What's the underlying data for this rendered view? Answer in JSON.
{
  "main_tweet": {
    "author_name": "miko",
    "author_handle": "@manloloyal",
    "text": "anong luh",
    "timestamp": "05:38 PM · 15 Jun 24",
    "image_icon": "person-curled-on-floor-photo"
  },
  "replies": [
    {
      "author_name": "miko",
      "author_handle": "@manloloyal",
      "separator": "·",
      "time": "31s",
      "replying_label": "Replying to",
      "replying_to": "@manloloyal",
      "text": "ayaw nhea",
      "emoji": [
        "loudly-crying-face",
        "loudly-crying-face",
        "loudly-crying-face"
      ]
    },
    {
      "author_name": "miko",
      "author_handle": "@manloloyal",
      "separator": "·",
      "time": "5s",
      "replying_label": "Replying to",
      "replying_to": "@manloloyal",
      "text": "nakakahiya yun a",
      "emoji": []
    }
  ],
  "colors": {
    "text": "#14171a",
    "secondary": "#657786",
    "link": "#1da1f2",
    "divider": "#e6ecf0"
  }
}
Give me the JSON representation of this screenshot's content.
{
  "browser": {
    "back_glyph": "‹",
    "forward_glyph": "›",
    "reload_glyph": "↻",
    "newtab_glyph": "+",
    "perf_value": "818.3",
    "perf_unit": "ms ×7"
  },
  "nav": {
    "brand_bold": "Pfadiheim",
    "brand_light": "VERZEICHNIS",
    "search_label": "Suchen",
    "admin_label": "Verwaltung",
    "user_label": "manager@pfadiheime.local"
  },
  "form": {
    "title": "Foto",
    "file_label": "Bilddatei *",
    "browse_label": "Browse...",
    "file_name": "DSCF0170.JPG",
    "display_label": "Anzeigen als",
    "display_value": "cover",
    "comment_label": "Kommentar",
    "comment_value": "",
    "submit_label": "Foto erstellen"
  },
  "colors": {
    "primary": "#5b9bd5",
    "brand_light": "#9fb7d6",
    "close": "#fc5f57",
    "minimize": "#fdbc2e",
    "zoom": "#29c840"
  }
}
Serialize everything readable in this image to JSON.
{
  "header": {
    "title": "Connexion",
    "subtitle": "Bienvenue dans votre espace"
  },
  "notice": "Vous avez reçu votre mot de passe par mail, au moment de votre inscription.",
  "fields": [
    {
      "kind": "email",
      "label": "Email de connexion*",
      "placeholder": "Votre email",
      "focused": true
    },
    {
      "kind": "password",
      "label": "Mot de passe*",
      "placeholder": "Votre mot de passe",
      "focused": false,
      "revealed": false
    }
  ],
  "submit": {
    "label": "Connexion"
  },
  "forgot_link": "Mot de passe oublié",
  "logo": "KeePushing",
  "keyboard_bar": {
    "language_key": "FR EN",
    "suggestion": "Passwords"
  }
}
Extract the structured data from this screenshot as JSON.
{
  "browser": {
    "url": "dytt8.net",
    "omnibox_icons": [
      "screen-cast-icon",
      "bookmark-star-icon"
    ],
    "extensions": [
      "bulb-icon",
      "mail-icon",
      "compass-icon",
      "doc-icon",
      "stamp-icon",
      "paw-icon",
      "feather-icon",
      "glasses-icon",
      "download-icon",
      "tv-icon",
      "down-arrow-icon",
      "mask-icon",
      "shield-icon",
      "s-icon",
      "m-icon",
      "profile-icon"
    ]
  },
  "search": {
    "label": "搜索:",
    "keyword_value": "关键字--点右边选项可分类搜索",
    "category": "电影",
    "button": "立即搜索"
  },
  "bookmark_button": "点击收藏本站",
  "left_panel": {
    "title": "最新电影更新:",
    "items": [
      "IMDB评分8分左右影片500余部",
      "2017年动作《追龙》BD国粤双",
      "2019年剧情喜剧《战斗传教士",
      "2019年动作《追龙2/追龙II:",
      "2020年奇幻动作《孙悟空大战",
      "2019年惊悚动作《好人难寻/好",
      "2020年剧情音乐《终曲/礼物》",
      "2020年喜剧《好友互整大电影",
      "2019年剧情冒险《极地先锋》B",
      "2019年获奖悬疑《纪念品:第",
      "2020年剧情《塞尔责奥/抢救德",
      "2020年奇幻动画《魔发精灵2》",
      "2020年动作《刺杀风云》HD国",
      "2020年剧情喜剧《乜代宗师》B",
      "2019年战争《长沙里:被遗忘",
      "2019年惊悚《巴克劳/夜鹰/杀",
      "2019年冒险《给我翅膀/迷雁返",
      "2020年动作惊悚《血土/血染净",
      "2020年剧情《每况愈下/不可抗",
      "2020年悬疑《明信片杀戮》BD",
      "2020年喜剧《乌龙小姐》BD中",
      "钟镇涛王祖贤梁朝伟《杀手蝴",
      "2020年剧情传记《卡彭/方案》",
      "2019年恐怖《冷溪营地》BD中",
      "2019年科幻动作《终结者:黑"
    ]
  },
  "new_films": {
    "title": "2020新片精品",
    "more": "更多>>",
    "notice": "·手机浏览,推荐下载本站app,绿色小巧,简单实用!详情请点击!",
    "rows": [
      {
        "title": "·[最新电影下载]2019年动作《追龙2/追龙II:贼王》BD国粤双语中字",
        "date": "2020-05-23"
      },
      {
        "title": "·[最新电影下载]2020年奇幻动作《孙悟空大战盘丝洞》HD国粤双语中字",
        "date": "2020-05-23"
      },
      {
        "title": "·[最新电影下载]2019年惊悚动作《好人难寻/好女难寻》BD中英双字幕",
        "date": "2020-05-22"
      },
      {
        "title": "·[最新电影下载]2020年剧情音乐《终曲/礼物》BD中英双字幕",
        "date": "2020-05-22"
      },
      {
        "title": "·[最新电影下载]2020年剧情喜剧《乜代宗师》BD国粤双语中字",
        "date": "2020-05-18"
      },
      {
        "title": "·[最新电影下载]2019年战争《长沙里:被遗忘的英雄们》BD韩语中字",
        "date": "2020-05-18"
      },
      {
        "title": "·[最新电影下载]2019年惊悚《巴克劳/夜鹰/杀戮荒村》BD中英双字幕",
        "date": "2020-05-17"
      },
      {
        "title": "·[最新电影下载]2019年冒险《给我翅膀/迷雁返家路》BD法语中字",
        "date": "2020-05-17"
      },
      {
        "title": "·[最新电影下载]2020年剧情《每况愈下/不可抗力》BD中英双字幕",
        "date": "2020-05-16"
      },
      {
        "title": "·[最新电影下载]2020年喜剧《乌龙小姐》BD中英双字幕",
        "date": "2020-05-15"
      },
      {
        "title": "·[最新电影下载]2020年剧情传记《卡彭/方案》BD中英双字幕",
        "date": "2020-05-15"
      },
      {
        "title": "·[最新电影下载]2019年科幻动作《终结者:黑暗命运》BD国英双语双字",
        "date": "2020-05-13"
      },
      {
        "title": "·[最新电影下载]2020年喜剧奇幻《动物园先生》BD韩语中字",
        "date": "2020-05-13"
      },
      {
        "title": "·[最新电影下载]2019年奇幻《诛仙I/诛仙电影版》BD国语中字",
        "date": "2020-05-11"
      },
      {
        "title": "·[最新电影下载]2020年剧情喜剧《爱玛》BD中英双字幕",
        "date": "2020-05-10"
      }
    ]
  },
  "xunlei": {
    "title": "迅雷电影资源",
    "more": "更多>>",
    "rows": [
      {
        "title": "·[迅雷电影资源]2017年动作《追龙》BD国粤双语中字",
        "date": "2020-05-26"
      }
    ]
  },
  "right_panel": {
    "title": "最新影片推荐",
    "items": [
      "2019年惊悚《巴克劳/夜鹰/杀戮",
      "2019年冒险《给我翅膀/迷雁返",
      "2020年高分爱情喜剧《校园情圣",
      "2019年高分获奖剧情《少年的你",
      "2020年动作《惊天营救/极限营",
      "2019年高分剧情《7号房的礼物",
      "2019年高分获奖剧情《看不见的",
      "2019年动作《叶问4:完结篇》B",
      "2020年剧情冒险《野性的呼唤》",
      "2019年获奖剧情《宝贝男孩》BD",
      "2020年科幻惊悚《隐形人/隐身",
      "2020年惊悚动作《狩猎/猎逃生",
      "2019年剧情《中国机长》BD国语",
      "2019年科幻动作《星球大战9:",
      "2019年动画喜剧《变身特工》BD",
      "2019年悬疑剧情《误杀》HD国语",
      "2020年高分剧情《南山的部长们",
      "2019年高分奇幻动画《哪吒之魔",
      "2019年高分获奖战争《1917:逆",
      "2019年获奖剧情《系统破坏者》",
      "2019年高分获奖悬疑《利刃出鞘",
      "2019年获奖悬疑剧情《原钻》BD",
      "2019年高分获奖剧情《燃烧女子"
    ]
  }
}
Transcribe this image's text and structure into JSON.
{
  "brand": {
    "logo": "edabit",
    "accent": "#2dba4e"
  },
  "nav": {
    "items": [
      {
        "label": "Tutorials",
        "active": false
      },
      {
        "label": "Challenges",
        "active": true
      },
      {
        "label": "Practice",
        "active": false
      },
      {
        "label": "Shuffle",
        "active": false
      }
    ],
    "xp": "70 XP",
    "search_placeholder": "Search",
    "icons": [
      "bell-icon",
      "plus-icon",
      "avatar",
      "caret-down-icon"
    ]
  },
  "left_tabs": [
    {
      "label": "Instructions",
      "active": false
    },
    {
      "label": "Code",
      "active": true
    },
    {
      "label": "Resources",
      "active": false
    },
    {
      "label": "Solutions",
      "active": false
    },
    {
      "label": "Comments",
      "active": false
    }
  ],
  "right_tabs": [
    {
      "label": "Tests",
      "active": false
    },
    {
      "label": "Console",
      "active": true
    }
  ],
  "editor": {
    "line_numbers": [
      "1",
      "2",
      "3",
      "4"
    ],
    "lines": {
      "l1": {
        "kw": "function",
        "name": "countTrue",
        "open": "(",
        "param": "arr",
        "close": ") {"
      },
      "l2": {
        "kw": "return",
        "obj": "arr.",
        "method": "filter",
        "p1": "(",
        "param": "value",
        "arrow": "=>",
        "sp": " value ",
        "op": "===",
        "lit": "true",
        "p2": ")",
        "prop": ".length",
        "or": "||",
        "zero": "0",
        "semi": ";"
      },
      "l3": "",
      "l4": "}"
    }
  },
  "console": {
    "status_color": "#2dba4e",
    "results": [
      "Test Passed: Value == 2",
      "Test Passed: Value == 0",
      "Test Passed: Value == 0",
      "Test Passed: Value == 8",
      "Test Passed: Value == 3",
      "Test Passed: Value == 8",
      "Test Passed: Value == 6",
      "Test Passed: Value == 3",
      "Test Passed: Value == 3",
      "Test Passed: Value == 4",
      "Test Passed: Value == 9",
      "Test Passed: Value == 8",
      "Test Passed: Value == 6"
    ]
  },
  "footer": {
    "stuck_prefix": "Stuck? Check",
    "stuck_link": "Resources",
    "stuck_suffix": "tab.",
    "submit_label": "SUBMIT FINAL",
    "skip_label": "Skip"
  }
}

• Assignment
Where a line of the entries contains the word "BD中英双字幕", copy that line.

• Response to this task
        "title": "·[最新电影下载]2019年惊悚动作《好人难寻/好女难寻》BD中英双字幕",
        "title": "·[最新电影下载]2020年剧情音乐《终曲/礼物》BD中英双字幕",
        "title": "·[最新电影下载]2019年惊悚《巴克劳/夜鹰/杀戮荒村》BD中英双字幕",
        "title": "·[最新电影下载]2020年剧情《每况愈下/不可抗力》BD中英双字幕",
        "title": "·[最新电影下载]2020年喜剧《乌龙小姐》BD中英双字幕",
        "title": "·[最新电影下载]2020年剧情传记《卡彭/方案》BD中英双字幕",
        "title": "·[最新电影下载]2020年剧情喜剧《爱玛》BD中英双字幕",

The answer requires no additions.